BECAUSE. Parsnip hashbrowns are the BEST. They’re sweeter than potatoes, like spiced, roasted carrots– but sweeter. But they’re also soul food, like potatoes, completely visceral and pleasure-providing. AND they’re crunchy. The exterior is a crunchy hashbrown dream; and the interior is soft, like cooked potato.
Step 1 and a key to hashbrown success is to first saute the grated parsnip in a pan. This partially cooks the veggie, so the finished hashbrowns are cooked through to the middle without the exterior burning.
Step 2 includes adding flour to the parsnips, so they cling together when flipped, and for the best overall texture outcome. I’ve tried parsnip hashbrowns lots of times and lots of ways with no flour, and they’re not as good. This recipe uses the best grain-free flour: cassava. It’s healthy, yet white, starchy, and delicious. It even adds a bit of resistant starch.
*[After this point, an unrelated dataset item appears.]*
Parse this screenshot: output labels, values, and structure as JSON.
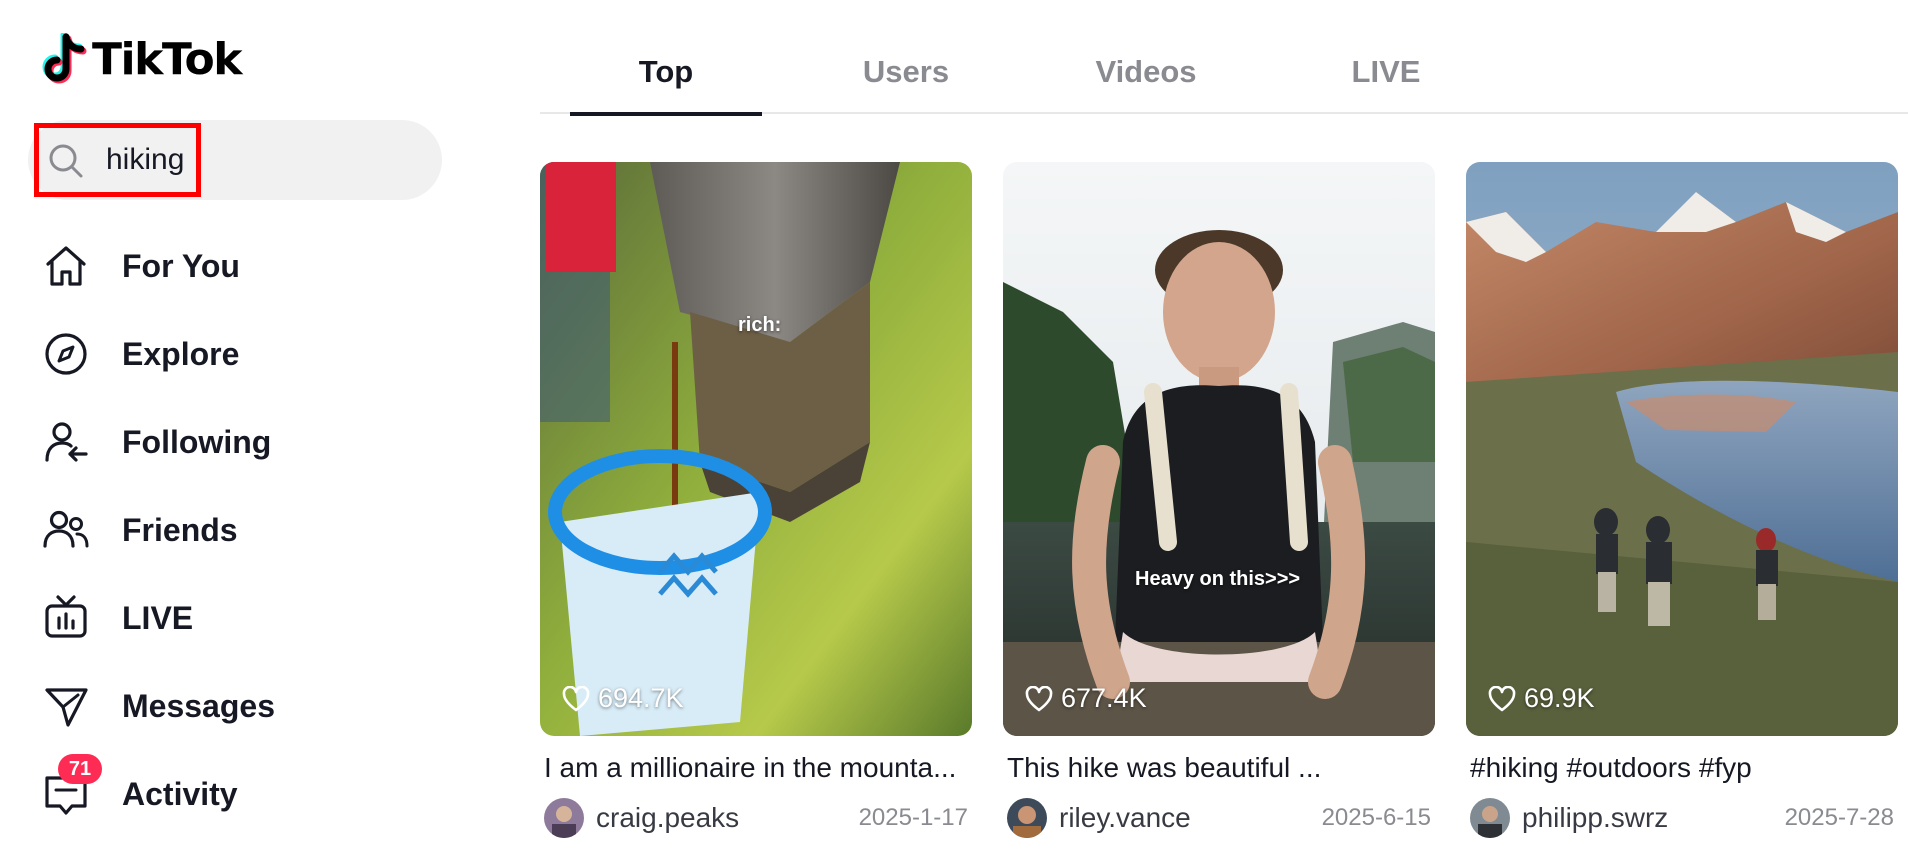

If you don’t yet have it in your pantry, I recommend it. It’s a staple in our house.
Step 3 is to bake the hashbrowns (in rounds), which ensures even browning. Frying the hash in a pan it’s very hard not to end up with some of the hash burned and some of it under-cooked.
And those… are the three keys to parsnip hashbrown success! May you enjoy, now, the sweetest, best, PALEO hashbrowns.
Nutritionally, parsnips provide both soluble and insoluble fiber. Insoluble fiber helps one’s blood sugar levels, promotes healthy digestion and regulates cholesterol levels.
Excellent for grain-free diets, they’re a complex carbohydrate, providing a long-term energy yield similar to sweet potatoes. Parsnips are also high in Vitamin C, B vitamins and minerals.
Our family loves them for Sunday breakfast, alongside sausage and eggs, with coffee or hot chocolate. Ultimate brunch comfort food that’s also nourishing!